April Fools’ Day 2011 is a prankster’s greatest holiday. On the Internet, April Fools’ Day is traditionally a big occasion for Google and YouTube to joke around. For their 2011 pranks, YouTube has gone back in time, while Google made a new addition to their Gmail service. Even though everyone knows what today is, there still may have been some people fooled by these jokes – yet it was easier for one to be more convincing than the other.

YouTube’s big stunt was in turning back the clock, and making major viral hits look like they were filmed in 1911. Apparently, the site is celebrating its 100th anniversary today, complete with the top 5 viral pictures of 1911 and an option to make any video look 100 years older.
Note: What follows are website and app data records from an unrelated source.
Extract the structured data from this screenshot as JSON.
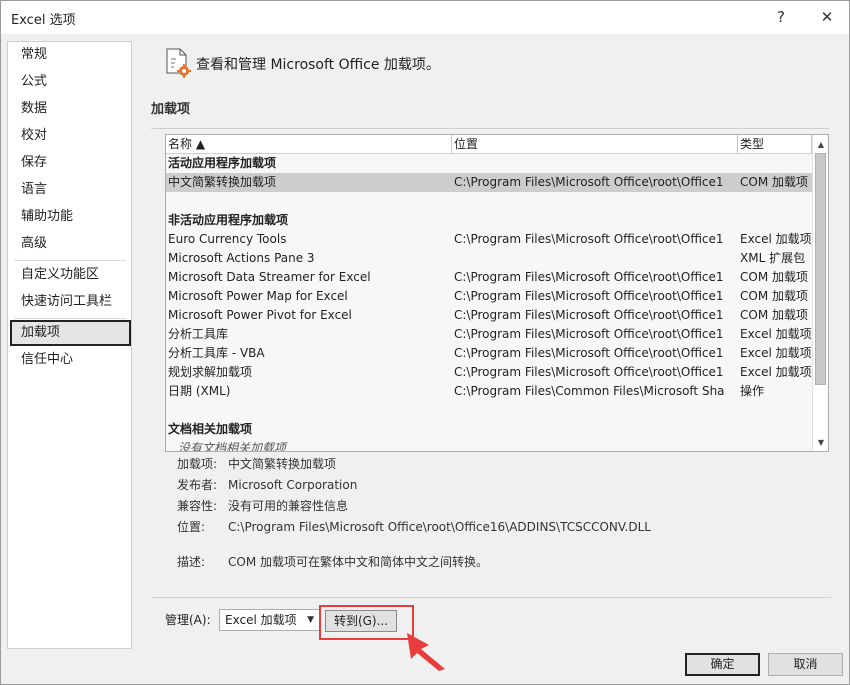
{
  "window": {
    "title": "Excel 选项",
    "help": "?",
    "close": "✕"
  },
  "nav": {
    "items": [
      "常规",
      "公式",
      "数据",
      "校对",
      "保存",
      "语言",
      "辅助功能",
      "高级",
      "自定义功能区",
      "快速访问工具栏",
      "加载项",
      "信任中心"
    ],
    "selected": "加载项"
  },
  "header": {
    "text": "查看和管理 Microsoft Office 加载项。",
    "icon": "addin-settings-icon"
  },
  "section": {
    "title": "加载项"
  },
  "list": {
    "columns": [
      "名称 ▲",
      "位置",
      "类型"
    ],
    "groups": [
      {
        "title": "活动应用程序加载项",
        "rows": [
          {
            "name": "中文简繁转换加载项",
            "location": "C:\\Program Files\\Microsoft Office\\root\\Office1",
            "type": "COM 加载项",
            "selected": true
          }
        ]
      },
      {
        "title": "非活动应用程序加载项",
        "rows": [
          {
            "name": "Euro Currency Tools",
            "location": "C:\\Program Files\\Microsoft Office\\root\\Office1",
            "type": "Excel 加载项"
          },
          {
            "name": "Microsoft Actions Pane 3",
            "location": "",
            "type": "XML 扩展包"
          },
          {
            "name": "Microsoft Data Streamer for Excel",
            "location": "C:\\Program Files\\Microsoft Office\\root\\Office1",
            "type": "COM 加载项"
          },
          {
            "name": "Microsoft Power Map for Excel",
            "location": "C:\\Program Files\\Microsoft Office\\root\\Office1",
            "type": "COM 加载项"
          },
          {
            "name": "Microsoft Power Pivot for Excel",
            "location": "C:\\Program Files\\Microsoft Office\\root\\Office1",
            "type": "COM 加载项"
          },
          {
            "name": "分析工具库",
            "location": "C:\\Program Files\\Microsoft Office\\root\\Office1",
            "type": "Excel 加载项"
          },
          {
            "name": "分析工具库 - VBA",
            "location": "C:\\Program Files\\Microsoft Office\\root\\Office1",
            "type": "Excel 加载项"
          },
          {
            "name": "规划求解加载项",
            "location": "C:\\Program Files\\Microsoft Office\\root\\Office1",
            "type": "Excel 加载项"
          },
          {
            "name": "日期 (XML)",
            "location": "C:\\Program Files\\Common Files\\Microsoft Sha",
            "type": "操作"
          }
        ]
      },
      {
        "title": "文档相关加载项",
        "rows": [
          {
            "name": "没有文档相关加载项",
            "location": "",
            "type": "",
            "italic": true
          }
        ]
      }
    ]
  },
  "details": {
    "addin": {
      "label": "加载项:",
      "value": "中文简繁转换加载项"
    },
    "publisher": {
      "label": "发布者:",
      "value": "Microsoft Corporation"
    },
    "compat": {
      "label": "兼容性:",
      "value": "没有可用的兼容性信息"
    },
    "location": {
      "label": "位置:",
      "value": "C:\\Program Files\\Microsoft Office\\root\\Office16\\ADDINS\\TCSCCONV.DLL"
    },
    "desc": {
      "label": "描述:",
      "value": "COM 加载项可在繁体中文和简体中文之间转换。"
    }
  },
  "manage": {
    "label": "管理(A):",
    "selected": "Excel 加载项",
    "go_button": "转到(G)..."
  },
  "footer": {
    "ok": "确定",
    "cancel": "取消"
  },
  "colors": {
    "highlight": "#e83d3d",
    "selected_row": "#cdcdcd"
  }
}
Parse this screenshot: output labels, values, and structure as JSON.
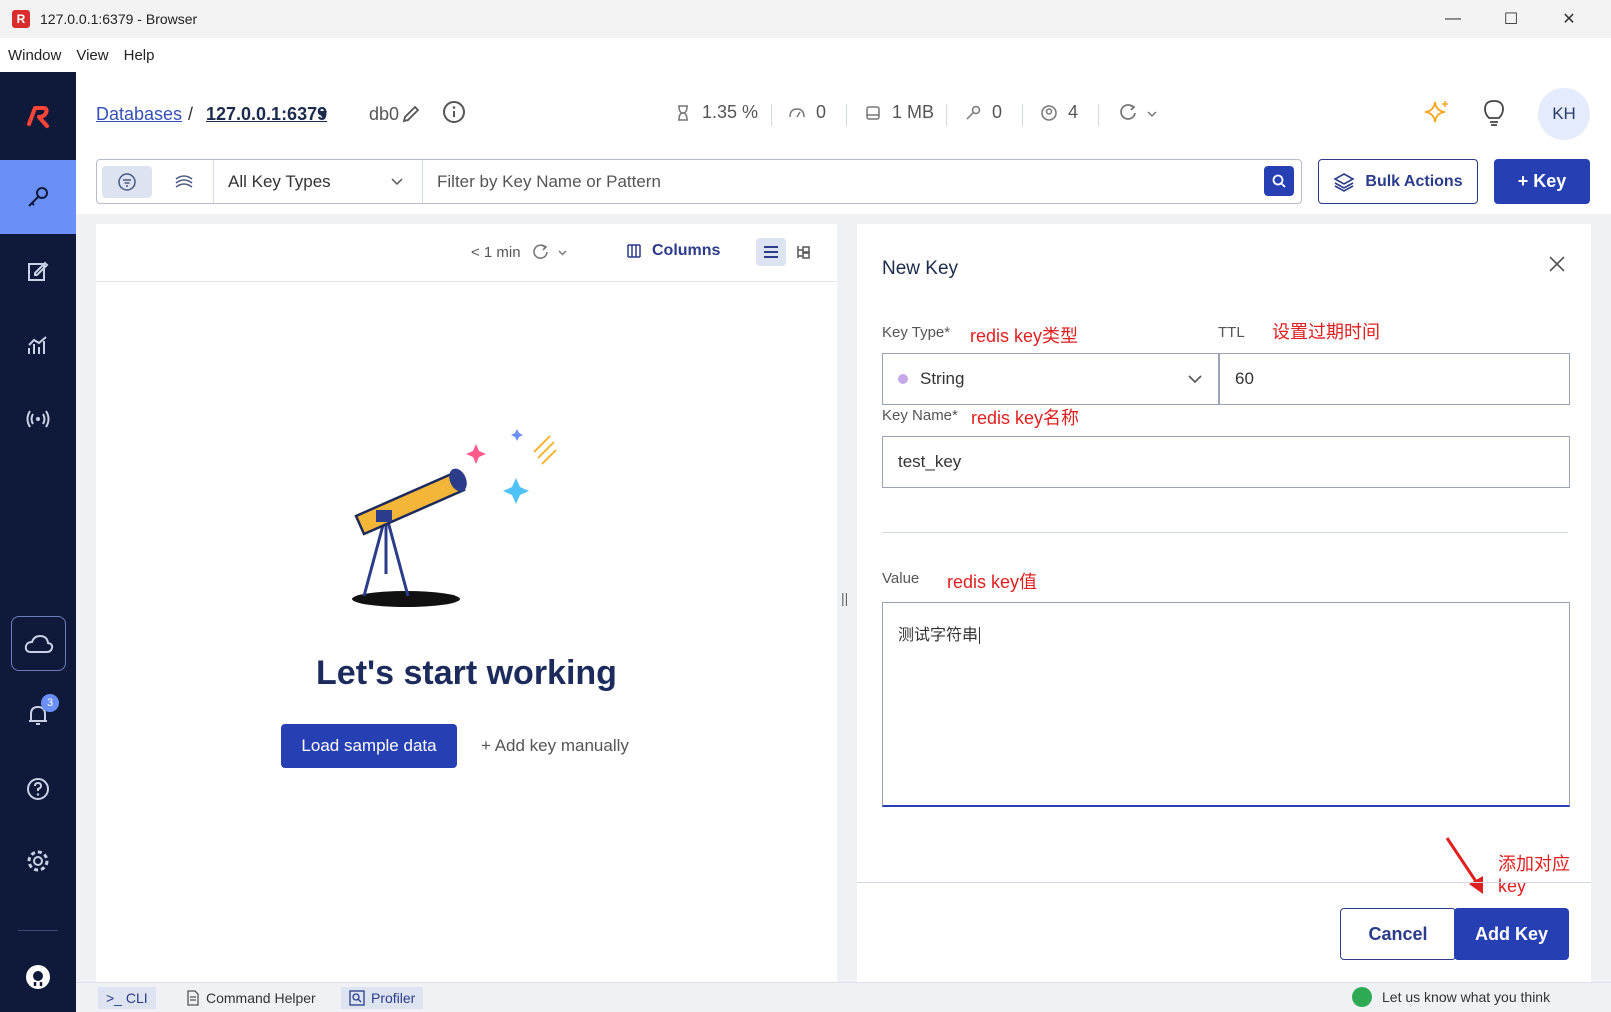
{
  "window": {
    "title": "127.0.0.1:6379 - Browser",
    "app_icon_letter": "R",
    "minimize": "—",
    "maximize": "☐",
    "close": "✕"
  },
  "menu": [
    "Window",
    "View",
    "Help"
  ],
  "header": {
    "breadcrumb_databases": "Databases",
    "breadcrumb_sep": "/",
    "breadcrumb_host": "127.0.0.1:6379",
    "db_index": "db0",
    "stats": {
      "cpu": "1.35 %",
      "ops": "0",
      "memory": "1 MB",
      "keys": "0",
      "clients": "4"
    },
    "avatar": "KH"
  },
  "filter": {
    "key_types": "All Key Types",
    "placeholder": "Filter by Key Name or Pattern",
    "bulk_actions": "Bulk Actions",
    "add_key": "+ Key"
  },
  "list": {
    "refresh_ago": "< 1 min",
    "columns": "Columns",
    "empty_title": "Let's start working",
    "load_sample": "Load sample data",
    "add_manually": "+ Add key manually"
  },
  "new_key": {
    "title": "New Key",
    "key_type_label": "Key Type*",
    "key_type_value": "String",
    "ttl_label": "TTL",
    "ttl_value": "60",
    "key_name_label": "Key Name*",
    "key_name_value": "test_key",
    "value_label": "Value",
    "value_text": "测试字符串",
    "cancel": "Cancel",
    "add_key": "Add Key"
  },
  "annotations": {
    "key_type": "redis key类型",
    "ttl": "设置过期时间",
    "key_name": "redis key名称",
    "value": "redis key值",
    "add": "添加对应key"
  },
  "nav": {
    "notifications_count": "3"
  },
  "bottom": {
    "cli": ">_ CLI",
    "command_helper": "Command Helper",
    "profiler": "Profiler",
    "feedback": "Let us know what you think"
  },
  "colors": {
    "primary": "#2640b4",
    "nav_bg": "#0f1a3a",
    "nav_active": "#6a8ff7",
    "annotation": "#e02020"
  }
}
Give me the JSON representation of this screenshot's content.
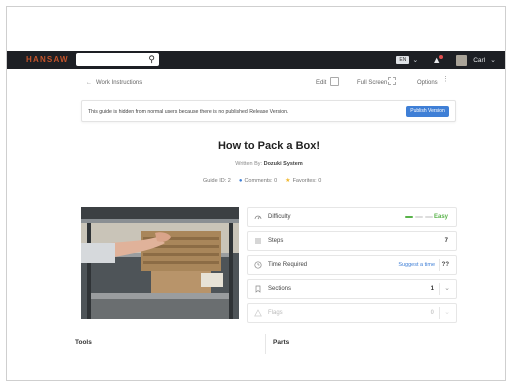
{
  "nav": {
    "brand": "HANSAW",
    "search_placeholder": "",
    "lang": "EN",
    "user": "Carl"
  },
  "toolbar": {
    "back_label": "Work Instructions",
    "edit_label": "Edit",
    "fullscreen_label": "Full Screen",
    "options_label": "Options"
  },
  "notice": {
    "text": "This guide is hidden from normal users because there is no published Release Version.",
    "button_label": "Publish Version"
  },
  "guide": {
    "title": "How to Pack a Box!",
    "written_by_label": "Written By:",
    "author": "Dozuki System",
    "guide_id": "Guide ID: 2",
    "comments": "Comments: 0",
    "favorites": "Favorites: 0"
  },
  "stats": {
    "difficulty_label": "Difficulty",
    "difficulty_value": "Easy",
    "difficulty_level": 1,
    "steps_label": "Steps",
    "steps_value": "7",
    "time_label": "Time Required",
    "time_link": "Suggest a time",
    "time_value": "??",
    "sections_label": "Sections",
    "sections_value": "1",
    "flags_label": "Flags",
    "flags_value": "0"
  },
  "sections": {
    "tools_label": "Tools",
    "parts_label": "Parts"
  },
  "colors": {
    "accent": "#3f7fd6",
    "brand": "#c4532a",
    "easy": "#59b34a",
    "nav_bg": "#1d1f24"
  }
}
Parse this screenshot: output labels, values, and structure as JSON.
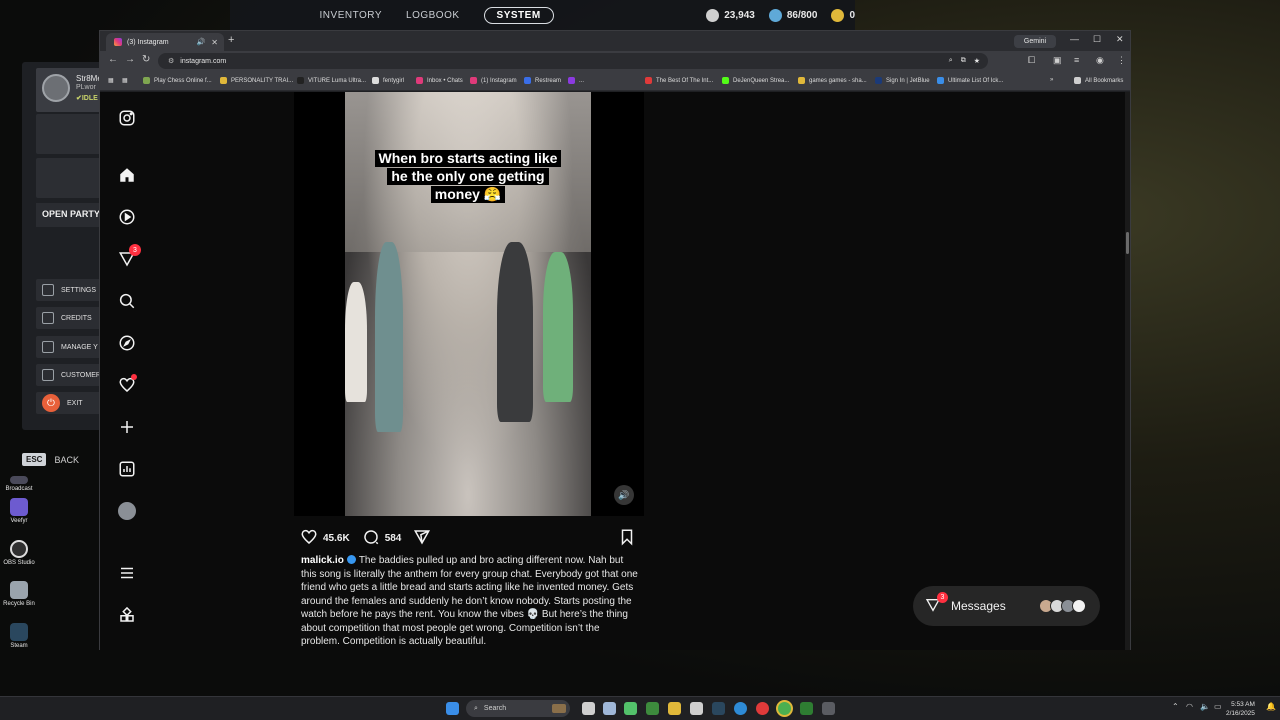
{
  "game": {
    "tabs": [
      "INVENTORY",
      "LOGBOOK",
      "SYSTEM"
    ],
    "active_tab": "SYSTEM",
    "currencies": [
      {
        "value": "23,943",
        "color": "#cfcfcf"
      },
      {
        "value": "86/800",
        "color": "#5fa9d8"
      },
      {
        "value": "0",
        "color": "#e0b83a"
      }
    ],
    "profile": {
      "name": "Str8Me",
      "world": "PLwor",
      "status": "✔IDLE"
    },
    "open_party_label": "OPEN PARTY",
    "menu": [
      {
        "label": "SETTINGS",
        "icon": "gear-icon"
      },
      {
        "label": "CREDITS",
        "icon": "list-icon"
      },
      {
        "label": "MANAGE Y",
        "icon": "edit-icon"
      },
      {
        "label": "CUSTOMER",
        "icon": "chat-icon"
      },
      {
        "label": "EXIT",
        "icon": "power-icon"
      }
    ],
    "esc_key": "ESC",
    "back_label": "BACK"
  },
  "desktop": {
    "icons": [
      {
        "label": "Broadcast",
        "color": "#4a4a5a"
      },
      {
        "label": "Veefyr",
        "color": "#6d5bd0"
      },
      {
        "label": "OBS Studio",
        "color": "#303030"
      },
      {
        "label": "Recycle Bin",
        "color": "#9aa4ad"
      },
      {
        "label": "Steam",
        "color": "#1b2838"
      }
    ]
  },
  "browser": {
    "tab_title": "(3) Instagram",
    "url": "instagram.com",
    "gemini_label": "Gemini",
    "bookmarks": [
      {
        "label": "Play Chess Online f...",
        "color": "#7fa650"
      },
      {
        "label": "PERSONALITY TRAI...",
        "color": "#e0b83a"
      },
      {
        "label": "VITURE Luma Ultra...",
        "color": "#222222"
      },
      {
        "label": "fentygirl",
        "color": "#dddddd"
      },
      {
        "label": "Inbox • Chats",
        "color": "#e03a7a"
      },
      {
        "label": "(1) Instagram",
        "color": "#e03a7a"
      },
      {
        "label": "Restream",
        "color": "#3a6ee8"
      },
      {
        "label": "...",
        "color": "#8b3ae0"
      },
      {
        "label": "The Best Of The Int...",
        "color": "#e03a3a"
      },
      {
        "label": "DeJenQueen Strea...",
        "color": "#53fc18"
      },
      {
        "label": "games games - sha...",
        "color": "#e0b83a"
      },
      {
        "label": "Sign In | JetBlue",
        "color": "#1b3a78"
      },
      {
        "label": "Ultimate List Of Ick...",
        "color": "#3a8ee8"
      }
    ],
    "all_bookmarks": "All Bookmarks"
  },
  "instagram": {
    "notifications_badge": "3",
    "video_caption": [
      "When bro starts acting like",
      "he the only one getting",
      "money 😤"
    ],
    "likes": "45.6K",
    "comments": "584",
    "post_username": "malick.io",
    "post_caption": "The baddies pulled up and bro acting different now. Nah but this song is literally the anthem for every group chat. Everybody got that one friend who gets a little bread and starts acting like he invented money. Gets around the females and suddenly he don’t know nobody. Starts posting the watch before he pays the rent. You know the vibes 💀 But here’s the thing about competition that most people get wrong. Competition isn’t the problem. Competition is actually beautiful.",
    "messages_label": "Messages",
    "messages_badge": "3"
  },
  "taskbar": {
    "search_placeholder": "Search",
    "time": "5:53 AM",
    "date": "2/16/2025"
  }
}
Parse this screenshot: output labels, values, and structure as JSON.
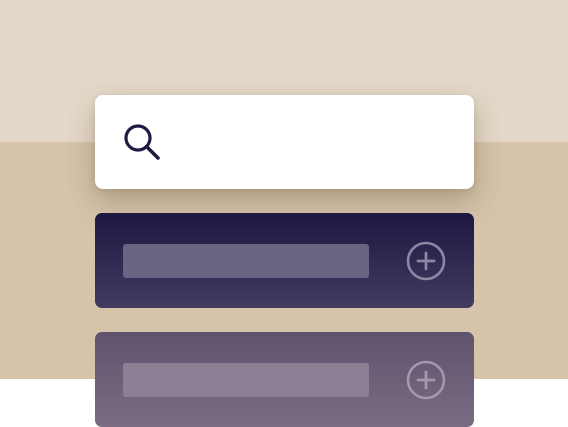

This serves as a notable prank, although it is unlikely to actually fool anyone into believing it. For actual success in making people fall for jokes, Google has a better track record. The search engine continued its tradition this morning by introducing Gmail Motion to its e-mail service.

The option was introduced by Gmail product manager Paul McDonald, who posted a video that explained how body language would control computer commands. All someone needs is a built-in webcam to make it work, as it would make mouses completely obsolete.

It may have taken a while for readers to realize that Gmail Motion wasn’t real, but they should already know better. Yet every April Fools’ Day shows Google topping itself, as its 2011 prank rivals the “Mental Plex” of 2000, the “Pigeon Rank” of 2002, and the “Project Virgle” application to colonize Mars in 2008.

However, the website has figured out that once in a while, it needs to do something on April 1 that is actually real, in order to better fool everyone in the future. In 2004, they actually introduced Gmail for real, which was likely seen as a prank at first. But the joke was that it was for real, although controlling Gmail with one’s body is still a long ways off.

This year, however, it appears that there are no real innovations to speak of. It may be for the best, as Gmail Motion would have changed a lot, but it wouldn’t have worked for anyone who doesn’t have a webcam. Using a mouse is still a simpler option, as we only have to use one hand to make it work.

YouTube couldn’t compete with Google, though not many sites can on April Fools’ Day. So the video outlet is keeping things simple by giving users a new way to look at their favorite viral hits. But a 1911 soundtrack drowns out all of the 2011 dialogue – yet words aren’t a big part of all YouTube smashes.

Sources

YouTube

Gmail Motion BETA

Metro.co.uk- “April Fools’ Day 2011: Top 5 Google April Fool jokes”

Forbes- “Gmail Motion: 5 Ways This Changes Everything Forever”